- Are you having any form of recurring gum or skin infections or experiencing some blurred visions?
- Have you generally noticed that your bruises and cuts typically take some longer time to heal up?
- Are you feeling any tingling/tingles in your legs, feet or hands or urinating more frequently than the norm?
Each of these may seem unimportant initially, especially when they are taken in isolation. However if you are experiencing a combination of any of them, you should generally not ignore it. The main contributing factor to developing/having diabetes (type 2) is obesity. Hence losing up to 5 to 7 percent of your body weight and reducing your calorie and fat intake, and increasing your level of physical activities to about 150 minutes weekly, can essentially help in preventing or delaying the onset or occurrence of the disease.
Eating healthily can help a lot too. You should generally ensure that your diet is filled with a lot of vegetables, fresh fruits, dairy (with low fat), whole grain and protein (from lean sources). Keeping to some reduced calorie and heart healthy meal plan should generally help your efforts to lose weight, and may also help to lower your blood pressure and cholesterol levels in the process.

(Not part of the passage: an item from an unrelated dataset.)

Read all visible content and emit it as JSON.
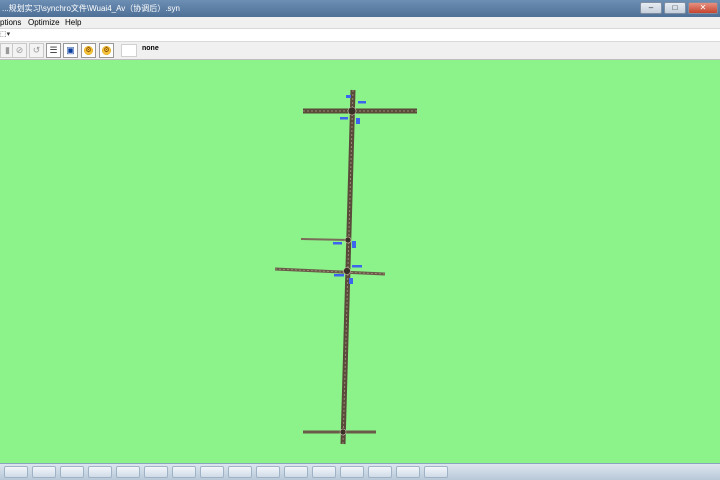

You can increase your level of physical activities by taking on some activities like cycling, swimming, brisk walking, climbing stairs for about 150 minutes each week. Exercising is a useful tool that can aid your efforts to lose weight, it can also be valuable to your emotional health, lungs and heart.